By Don Taylor

For this week’s Treasure Chest Tuesday, I’m looking at page “DSCN1452” from the Donna Darling Collection, which consists of two newspaper clippings and one photograph.

Donna Darling Revue at the Majestic Theater.

The first clipping is an ad for

VAUDEVILLE
A Dazzling Dance Fantasy.
“THE DONNA DARLING REVUE”
in 5—Scenes—5
With Donna Darling, Sammy Clark and three stars.
In a super song and dance revue with a dash of comedy.

Luckily, Donna wrote on the upper left corner, “La Cross | Dec 4-5.” From Newspaper Archive, I had previously learned that Donna had played at the Majestic Theater in LaCrosse, Wisconsin, on December 4 & 5, 1926.

The second clipping is a bit more problematic. It has a nice photo of Donna and says:

Donna began doing the “Donna Darling Review” with Sammy in April 1926, so the show must have taken place after then. The problem is that the two of them played:

  • The Grand Theater in Great Falls, Montana on Nov 26-27, 1926.
  • The Grand Theater in Macon, Georgia, on March 14-18, 1927.
  • The Grand Theater in Montgomery, Alabama, on April 1-3, 1927.
  • Plus, I have many open dates that she could have played at a “Grand Theater.”

For the clipping in question, other acts on the bill include:

  • Princess Winona.
  • Zehn and Dreis in “Dementus Americanos Habitat North America.”
  • Billy Curtis and Lou Lawrence in “Is That the Custom.”
  • Morell and Elynor (roller skating)
  • The Reginald Denny picture “Rolling Home.”
  • Luckily this bill was short-lived, only about two months.

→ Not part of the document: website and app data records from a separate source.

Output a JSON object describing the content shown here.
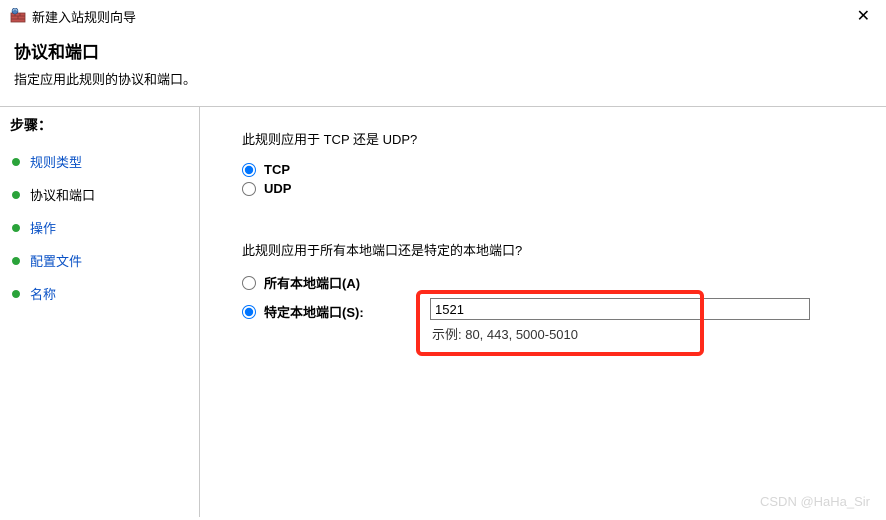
{
  "titlebar": {
    "title": "新建入站规则向导",
    "close_glyph": "✕"
  },
  "header": {
    "title": "协议和端口",
    "subtitle": "指定应用此规则的协议和端口。"
  },
  "sidebar": {
    "steps_label": "步骤：",
    "items": [
      {
        "label": "规则类型",
        "current": false
      },
      {
        "label": "协议和端口",
        "current": true
      },
      {
        "label": "操作",
        "current": false
      },
      {
        "label": "配置文件",
        "current": false
      },
      {
        "label": "名称",
        "current": false
      }
    ]
  },
  "content": {
    "q1": "此规则应用于 TCP 还是 UDP?",
    "tcp_label": "TCP",
    "udp_label": "UDP",
    "q2": "此规则应用于所有本地端口还是特定的本地端口?",
    "all_ports_label": "所有本地端口(A)",
    "specific_ports_label": "特定本地端口(S):",
    "port_value": "1521",
    "example_text": "示例: 80, 443, 5000-5010"
  },
  "watermark": "CSDN @HaHa_Sir"
}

At every showing there was a different picture show. On November 26 & 27, the bill of these vaudeville acts played at the Grand Theater in Great Falls Montana along with the picture “Rolling Home.”  I am confident that this clipping comes from this date and place.
Donna & Russell ca. 1929.

Finally, there is a new photograph of Donna with Russell. Russell appears, to me, to be about two years old. Russell was born in 1927, so I’m fairly sure that the photo come from 1929 or so. This is a case where I wish I knew how to fix photos with Photoshop. I’d love to pluck out the white and have a nicer photo.

Can anyone help?